The Price of Ambition
I’d like to let you in on a secret – I am an ambitious person. You might think that’s not a secret at all, but what might actually be a secret is the toll taken by that ambition.
Before grad school, I was a firm believer that I could accomplish anything I wanted if I worked hard enough for it. I had big dreams for my life and was ready to go after them with everything I had. Then I went to grad school and, for the first time in my life, found that I had limits. Ironically, this realization frustrated me more than the limits themselves. Instead of slowing down my life to fit within those limits, I began looking for ways to break the walls and get rid of them. I started to wonder how the really successful people of the world were able to manage their lives without completely falling apart, a question I’m still asking today.
Nevertheless, as a result of that burnout, I have spent a lot of time thinking about the cost of ambition. For me personally, chasing my goals means two great consequences:
1) I’m constantly tired, stressed, and on the edge of another burnout
2) I’m rarely satisfied with the status quo
3) My ambition sometimes takes a toll on the people around me
But I’m not about to stop.
I realize that saying this may alienate friends or even potential dates who think I’m a crazy scary Type A personality. Don’t worry – I know how to relax too. Sort of. If it includes a puzzle or a podcast or a stimulating conversation. Side note – I may be the only person on the planet who hates the game Apples to Apples. What is the point of a game that no one can ever figure out how to win?
Anyway, I digress.
Not long ago I had a conversation with my parents about dating. Dating is one area where ambitious women pay dearly. I had just broken up with someone and was pretty sure that my ambition had played a role in that breakup, not because of anything I said or did, but because it worried him. My mom and dad innocently suggested that maybe I should tone it down a little in my dating so as not to scare off guys before they had a chance to get to know me. But here’s the thing – I can’t turn it off. I don’t know how. The desire to do more, to be more, to make things better and greater than they were before – that desire fuels me and is a fundamental component of my soul that brings me a great deal of satisfaction in my life. How do I tone that down just to get a first date? Nonetheless, it’s a reality I face, and the price may be a lot fewer first dates.
Let me stop a minute and define what ambition means for me personally. It’s not just about becoming the next Sheryl Sandberg or Hilary Clinton (although let’s not rule those out). It’s about making something better, about dreaming big and accomplishing big, and helping others to do the same, whether as a stay-at-home-mom or a Fortune 500 CEO. In other words, for me ambition is about executing your dreams, both professionally and personally.
Now back to the duality of ambition. I am obsessed with the Olympics. Winter or summer, I’ll watch them all day, every day. I love every part of it – the sense of national pride, watching competitors from different countries, and getting to experience the culture of the host country.
However, the Olympics also brings out feelings of frustration and longing inside of me – frustration that I have not accomplished in my life what kids at 16 are accomplishing in theirs, and longing to be really good at something and to be part of a team at the top of their game. It’s simultaneously motiving and disheartening.

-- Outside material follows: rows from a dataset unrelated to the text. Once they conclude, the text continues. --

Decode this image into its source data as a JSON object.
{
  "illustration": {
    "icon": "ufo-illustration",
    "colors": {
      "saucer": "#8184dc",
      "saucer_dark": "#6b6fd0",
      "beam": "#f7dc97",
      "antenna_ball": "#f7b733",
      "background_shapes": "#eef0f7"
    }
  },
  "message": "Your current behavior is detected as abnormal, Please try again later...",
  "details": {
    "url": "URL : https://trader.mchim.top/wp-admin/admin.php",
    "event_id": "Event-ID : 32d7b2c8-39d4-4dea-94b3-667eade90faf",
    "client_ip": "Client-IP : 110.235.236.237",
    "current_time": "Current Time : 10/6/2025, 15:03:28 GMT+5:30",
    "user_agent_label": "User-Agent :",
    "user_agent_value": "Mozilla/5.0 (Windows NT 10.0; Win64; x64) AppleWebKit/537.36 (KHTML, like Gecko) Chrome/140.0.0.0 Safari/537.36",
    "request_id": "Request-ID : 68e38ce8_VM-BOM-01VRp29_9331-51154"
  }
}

But then I remember that the life of an Olympian is not easy. They spend hours and hours and hours from the minute they can walk training in one particular sport. They miss out on friendships, public school, and sometimes even childhood in the pursuit of their goals. I remember listening to a Freakonomics podcast where the host interviewed Malcolm Gladwell about his 10,000 hour rule. He said people have taken that rule the wrong way – it’s not meant to inspire you to put in 10,000 hours to be good at something, but rather to highlight the cost required to become an expert. He talked about how those kids would not be concert pianists or Olympic champions if they didn’t have parents and support systems doing all the other small things for them so they could focus solely on their skills. I’ve thought about that often, especially in light of my question about how successful people do it.
At the end of the day, where does this leave me? Stuck in a catch-22. After experiencing severe burnout, I’m now in a position where I don’t know if I can handle my own life. I recognize that I don’t have enough hours in the day or enough energy in my body to accomplish everything I want, and that makes me crazy. I also recognize that ambition will get you far, but, as with the Olympians, how many broken bones, how many stitches, how many sleepless nights and broken or missed relationships will it take to get there? Is it possible to have it all? Is it even worth it?
I don’t have an answer to any of those questions. All I have is awareness and a recognition that I’m going to try anyway. Because if I don’t try, I’ll spend my life wondering if I actually achieved my full potential. And to me, that would be worse than toning it down just to play it safe. I may give myself an early heart attack or a brain aneurysm in the process, but don’t worry – I’m going to live to 100 anyway.